- With the commercial launch of Oculus Rift, Samsung Gear VR, and other VR systems this year, combined with the ‘wow factor’ of VR content, together with the rapid development of Augmented Reality outside of product scanning into potentially immersive experiences means mobile is really powering the merging of the physical and digital worlds
- The potential applications for both entertainment and marketing will make Mixed Reality the standout mainstream story from MWC
Excerpts from the Mobile Marketing Magazine article:
We’ll see the next stage of development for wearables and whether these can jump the trough of disillusionment, from packages of sensors for fitness or communications into invaluable and useful mass-market products. Similarly, the slower development of consumer-relevant IoT devices, be that in the connected home, the connected car or the connected city, will feature heavily, even though the real issue is not hardware development, but the consumer needs proposition and the software needed to run multiple connected services together.
But MWC will be won this year by Virtual Reality + Augmented Reality = Mixed Reality. The commercial launch of Oculus, Gear and other VR systems this year, combined with truly ‘wow factor’ VR content, together with the rapid development of Augmented Reality outside of product scanning into potentially immersive experiences means mobile is really powering the merging of the physical and digital worlds. The potential applications for both entertainment and marketing will make Mixed Reality the standout mainstream story from MWC.
A big question among mobile network operators at MWC will be how they can maintain their relevance and revenues, as the commoditisation of mobile data and the popularity of OTT services continue to hit their bottom line.

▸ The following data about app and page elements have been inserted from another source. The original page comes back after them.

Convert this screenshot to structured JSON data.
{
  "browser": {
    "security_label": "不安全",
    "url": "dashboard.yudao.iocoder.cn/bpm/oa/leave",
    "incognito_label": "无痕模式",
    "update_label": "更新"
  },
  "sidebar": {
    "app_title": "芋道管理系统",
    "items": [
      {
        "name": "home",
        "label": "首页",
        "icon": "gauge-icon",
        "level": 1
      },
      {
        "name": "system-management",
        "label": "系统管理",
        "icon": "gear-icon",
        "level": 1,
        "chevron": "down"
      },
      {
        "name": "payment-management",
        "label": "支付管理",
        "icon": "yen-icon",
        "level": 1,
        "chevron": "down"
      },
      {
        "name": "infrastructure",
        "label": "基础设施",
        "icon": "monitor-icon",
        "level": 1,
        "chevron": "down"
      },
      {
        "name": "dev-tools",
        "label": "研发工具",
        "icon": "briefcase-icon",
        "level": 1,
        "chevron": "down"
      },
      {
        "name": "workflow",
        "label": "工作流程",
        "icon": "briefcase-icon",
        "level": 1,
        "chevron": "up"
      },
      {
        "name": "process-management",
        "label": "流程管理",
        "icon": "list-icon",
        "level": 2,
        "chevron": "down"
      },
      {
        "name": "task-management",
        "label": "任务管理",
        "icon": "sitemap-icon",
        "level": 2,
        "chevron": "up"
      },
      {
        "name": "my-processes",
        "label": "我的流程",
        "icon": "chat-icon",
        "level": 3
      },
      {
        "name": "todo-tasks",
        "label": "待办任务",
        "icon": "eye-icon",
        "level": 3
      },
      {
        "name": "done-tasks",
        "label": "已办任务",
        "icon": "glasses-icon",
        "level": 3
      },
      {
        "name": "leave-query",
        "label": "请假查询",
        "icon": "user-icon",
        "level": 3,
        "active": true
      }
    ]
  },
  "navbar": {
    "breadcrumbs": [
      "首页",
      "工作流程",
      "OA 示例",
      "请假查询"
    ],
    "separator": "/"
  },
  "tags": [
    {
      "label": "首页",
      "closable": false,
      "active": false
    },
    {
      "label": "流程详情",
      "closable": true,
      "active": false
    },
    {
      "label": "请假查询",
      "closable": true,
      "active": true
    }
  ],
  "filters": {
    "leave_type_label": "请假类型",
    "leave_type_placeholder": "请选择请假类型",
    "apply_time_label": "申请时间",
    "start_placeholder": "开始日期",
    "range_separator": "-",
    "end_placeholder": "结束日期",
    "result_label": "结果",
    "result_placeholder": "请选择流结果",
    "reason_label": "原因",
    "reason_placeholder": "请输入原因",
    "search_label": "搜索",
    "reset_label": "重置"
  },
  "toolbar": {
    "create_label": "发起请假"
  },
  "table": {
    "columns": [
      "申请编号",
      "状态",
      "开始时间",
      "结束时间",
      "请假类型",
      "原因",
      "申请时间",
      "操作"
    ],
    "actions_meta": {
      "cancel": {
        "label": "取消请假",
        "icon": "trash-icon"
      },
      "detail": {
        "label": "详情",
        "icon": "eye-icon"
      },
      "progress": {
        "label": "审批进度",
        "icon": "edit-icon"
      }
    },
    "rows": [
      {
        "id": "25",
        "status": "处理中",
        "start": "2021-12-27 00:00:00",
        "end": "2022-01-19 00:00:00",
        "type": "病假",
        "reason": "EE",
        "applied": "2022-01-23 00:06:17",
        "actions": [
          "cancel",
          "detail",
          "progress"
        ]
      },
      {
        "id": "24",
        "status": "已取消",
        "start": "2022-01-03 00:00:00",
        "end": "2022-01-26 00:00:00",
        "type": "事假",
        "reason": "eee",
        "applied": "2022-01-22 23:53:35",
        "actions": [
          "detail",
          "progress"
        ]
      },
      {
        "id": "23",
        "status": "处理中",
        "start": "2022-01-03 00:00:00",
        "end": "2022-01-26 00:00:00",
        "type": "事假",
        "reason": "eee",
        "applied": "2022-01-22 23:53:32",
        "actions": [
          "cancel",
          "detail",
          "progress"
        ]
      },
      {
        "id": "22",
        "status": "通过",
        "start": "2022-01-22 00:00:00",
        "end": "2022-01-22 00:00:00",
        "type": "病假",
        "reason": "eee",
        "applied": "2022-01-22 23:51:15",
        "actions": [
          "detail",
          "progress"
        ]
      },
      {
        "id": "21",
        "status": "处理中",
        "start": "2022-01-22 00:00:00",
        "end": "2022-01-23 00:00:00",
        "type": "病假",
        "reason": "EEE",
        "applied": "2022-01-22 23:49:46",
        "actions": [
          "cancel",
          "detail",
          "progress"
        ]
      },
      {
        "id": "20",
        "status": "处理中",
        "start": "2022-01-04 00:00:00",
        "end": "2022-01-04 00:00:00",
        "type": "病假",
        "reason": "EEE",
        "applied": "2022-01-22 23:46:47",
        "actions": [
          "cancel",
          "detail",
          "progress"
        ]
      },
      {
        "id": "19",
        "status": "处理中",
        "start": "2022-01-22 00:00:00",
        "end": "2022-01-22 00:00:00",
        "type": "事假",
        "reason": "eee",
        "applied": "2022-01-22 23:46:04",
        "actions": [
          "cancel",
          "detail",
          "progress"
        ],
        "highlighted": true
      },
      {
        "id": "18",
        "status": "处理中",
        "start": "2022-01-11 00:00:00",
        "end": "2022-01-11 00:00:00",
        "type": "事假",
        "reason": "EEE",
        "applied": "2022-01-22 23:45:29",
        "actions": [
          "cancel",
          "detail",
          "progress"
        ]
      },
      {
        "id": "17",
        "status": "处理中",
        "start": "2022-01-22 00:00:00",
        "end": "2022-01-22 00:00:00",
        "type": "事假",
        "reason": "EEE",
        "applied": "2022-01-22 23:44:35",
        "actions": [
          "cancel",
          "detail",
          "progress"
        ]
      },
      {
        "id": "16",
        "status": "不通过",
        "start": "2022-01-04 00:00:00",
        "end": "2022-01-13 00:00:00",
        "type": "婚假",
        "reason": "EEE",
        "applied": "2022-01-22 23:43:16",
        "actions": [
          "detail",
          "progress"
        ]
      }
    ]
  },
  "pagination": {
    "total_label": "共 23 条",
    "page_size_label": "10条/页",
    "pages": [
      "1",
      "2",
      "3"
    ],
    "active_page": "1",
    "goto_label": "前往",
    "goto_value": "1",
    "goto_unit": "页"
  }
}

Superfast 4G has brought rich video, location-based Augmented Reality and other high-bandwidth apps to users’ fingertips, enabling organisations to target their customers with more compelling content and offers on the go. But, problems arise when people travel abroad. Traditional roaming can no longer cope with these high data demands, grinding a speedy 4G connection to a halt and leading many of us to simply turn off roaming altogether when travelling abroad. Yet, if done right, there are huge revenue opportunities for mobile network operators in data roaming, and for enterprises looking to engage with roamers. With new approaches to data roaming on the horizon, I expect this to be one of the hot topics of the show.
Flagship smartphone announcements will as usual be a centrepiece of this year’s Congress but nothing can hide the fact that life is tough at the top for the heavyweight device vendors. Emerging markets are now driving global smartphone shipment growth, but pricing pressure is pronounced as home-grown vendors square up to global brands, while the gap in features between high-end smartphones and mid-range devices continues to shrink. Leading vendors will have their work cut out justifying price premiums going forward, as smartphone penetration peaks in many markets and consumers become increasingly cost-conscious.
In this light, wearables and Virtual Reality equipment are assuming greater significance for established vendors. Wearable device shipments more than doubled last year, but they still account for just 5 per cent of the smartphone market in volume terms, while Virtual Reality devices are further back still on the adoption curve.
Looking forward, take-up rates for wearables will pivot on the mass market appeal of smart watches, while targeting business users could help widen addressable markets. Tie-ups with fashion and lifestyle brands can be exploited further, while a healthy ecosystem of apps is vital if wearables are to resonate with consumers in the long term.
The Internet of Things has been high on the Congress agenda in recent years and this year will see more news of key developments. Mobile operators are ramping up their IoT connections, while the promise of a hyper-connected world is fuelling plenty of M&A activity in the technology sector.
Head over to Mobile Marketing World to read the full article.